The No Child Left Behind Act has crowded out civics learning in America's schools. It's more than memorizing the names of all the presidents, as former Supreme Court Justice Sandra Day O'Connor shows with her "iCivics" computer game. I tried it, and learned something.
I played a free computer game at the office today. It’s called “Supreme Decision,” and it simulates decision making as a Supreme Court justice. The case tests free speech rights, and features a boy forbidden by school rules from wearing a T-shirt depicting a certain music band. I got one segment wrong and had to do it over. So much for being an experienced journalist in Washington.

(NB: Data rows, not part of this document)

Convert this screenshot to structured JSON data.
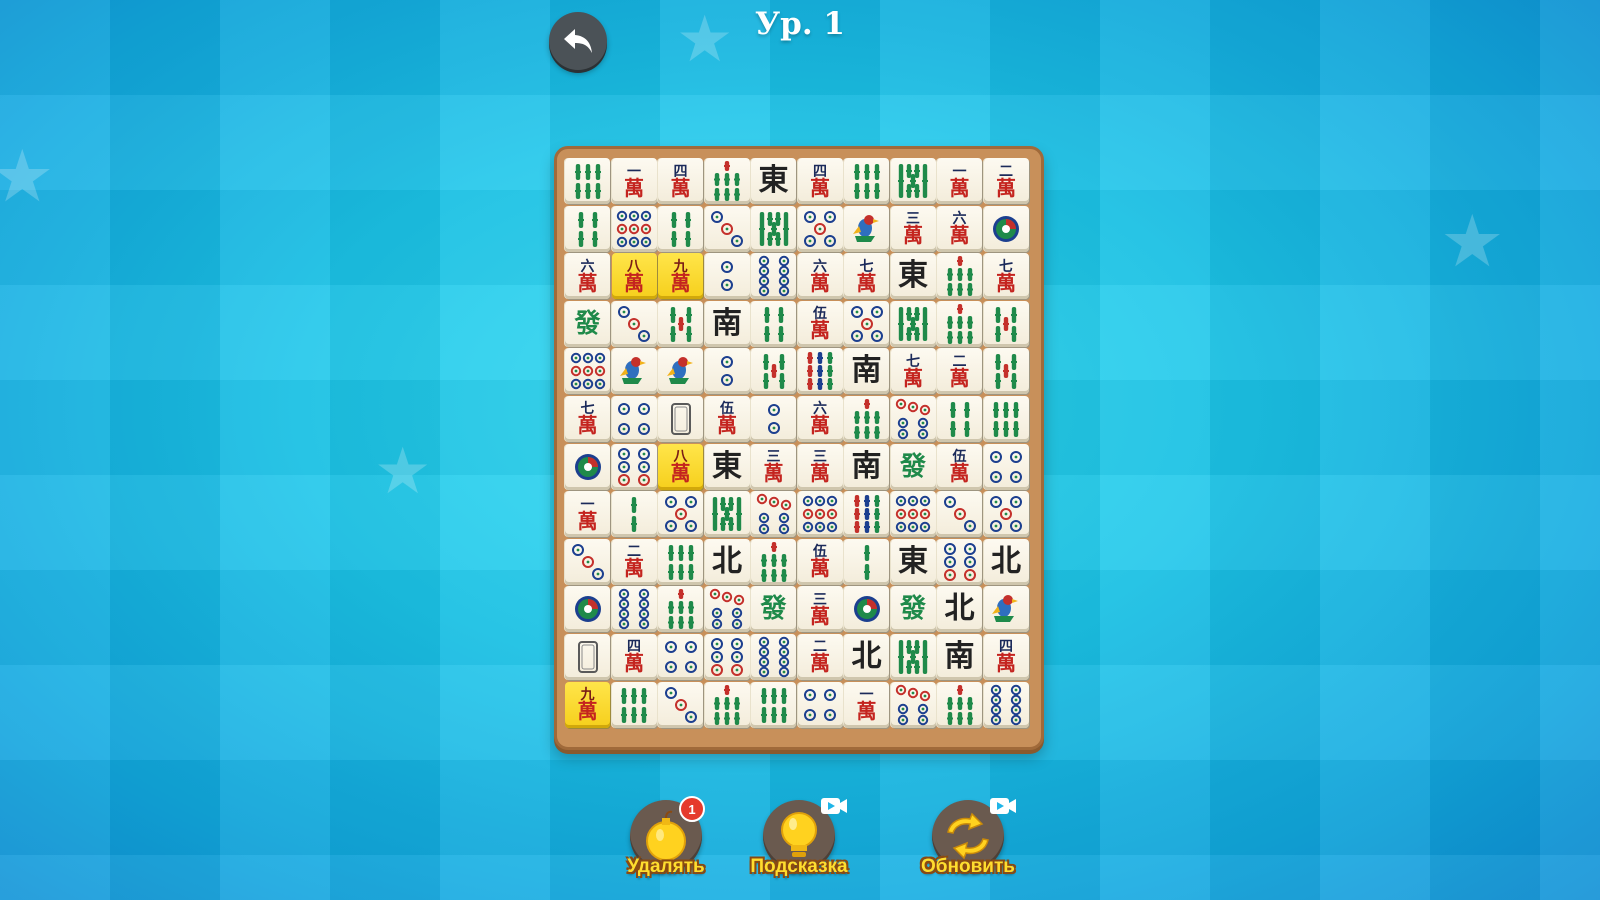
{
  "header": {
    "level_label": "Ур. 1"
  },
  "colors": {
    "board_wood": "#c8905a",
    "highlight_tile": "#f6cf1c",
    "label_yellow": "#ffdd2e",
    "man_red": "#c4241f"
  },
  "board": {
    "columns": 10,
    "rows": 12,
    "highlighted_tiles": [
      [
        2,
        1
      ],
      [
        2,
        2
      ],
      [
        6,
        2
      ],
      [
        11,
        0
      ]
    ],
    "tiles": [
      [
        "b6",
        "m1",
        "m4",
        "b7",
        "east",
        "m4",
        "b6",
        "b8",
        "m1",
        "m2"
      ],
      [
        "b4",
        "p9",
        "b4",
        "p3",
        "b8",
        "p5",
        "b1",
        "m3",
        "m6",
        "p1"
      ],
      [
        "m6",
        "m8",
        "m9",
        "p2",
        "p8",
        "m6",
        "m7",
        "east",
        "b7",
        "m7"
      ],
      [
        "green",
        "p3",
        "b5",
        "south",
        "b4",
        "m5",
        "p5",
        "b8",
        "b7",
        "b5"
      ],
      [
        "p9",
        "b1",
        "b1",
        "p2",
        "b5",
        "b9",
        "south",
        "m7",
        "m2",
        "b5"
      ],
      [
        "m7",
        "p4",
        "white",
        "m5",
        "p2",
        "m6",
        "b7",
        "p7",
        "b4",
        "b6"
      ],
      [
        "p1",
        "p6",
        "m8",
        "east",
        "m3",
        "m3",
        "south",
        "green",
        "m5",
        "p4"
      ],
      [
        "m1",
        "b2",
        "p5",
        "b8",
        "p7",
        "p9",
        "b9",
        "p9",
        "p3",
        "p5"
      ],
      [
        "p3",
        "m2",
        "b6",
        "north",
        "b7",
        "m5",
        "b2",
        "east",
        "p6",
        "north"
      ],
      [
        "p1",
        "p8",
        "b7",
        "p7",
        "green",
        "m3",
        "p1",
        "green",
        "north",
        "b1"
      ],
      [
        "white",
        "m4",
        "p4",
        "p6",
        "p8",
        "m2",
        "north",
        "b8",
        "south",
        "m4"
      ],
      [
        "m9",
        "b6",
        "p3",
        "b7",
        "b6",
        "p4",
        "m1",
        "p7",
        "b7",
        "p8"
      ]
    ]
  },
  "glyphs": {
    "east": "東",
    "south": "南",
    "north": "北",
    "green": "發",
    "wan": "萬",
    "numerals": [
      "一",
      "二",
      "三",
      "四",
      "伍",
      "六",
      "七",
      "八",
      "九"
    ]
  },
  "tools": [
    {
      "id": "remove",
      "label": "Удалять",
      "badge": "1",
      "icon": "bomb-icon"
    },
    {
      "id": "hint",
      "label": "Подсказка",
      "icon": "lightbulb-icon"
    },
    {
      "id": "shuffle",
      "label": "Обновить",
      "icon": "shuffle-icon"
    }
  ]
}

It was a learning and entertaining exercise, which is what it's supposed to be. The game can be found at iCivics.org and is part of former Supreme Court Justice Sandra Day O’Connor’s web-based project to push civics education in the United States.
In an interview on ABC's Good Morning America this week, Justice O’Connor said that about half the states have stopped making civics and government a requirement for high school. She attributed this to the No Child Left Behind Act of 2002 (NCLB), explaining that the focus on reading and math crowded out civic education.
The nation is in trouble when 2 of 3 Americans can name a judge on the TV singing competition, “American Idol,” but only 1 in 7 can name the chief justice of the highest court in the land. Barely a third can even name the three branches of government, let alone how they fit together.
If people don’t understand how government works or why their participation in it is vital, they can’t expect to get good government or control its impact on their lives. Healthy democracies depend on healthy civic participation. One senses that greater civics awareness might also ratchet down the escalating uncivilized political rhetoric in the country.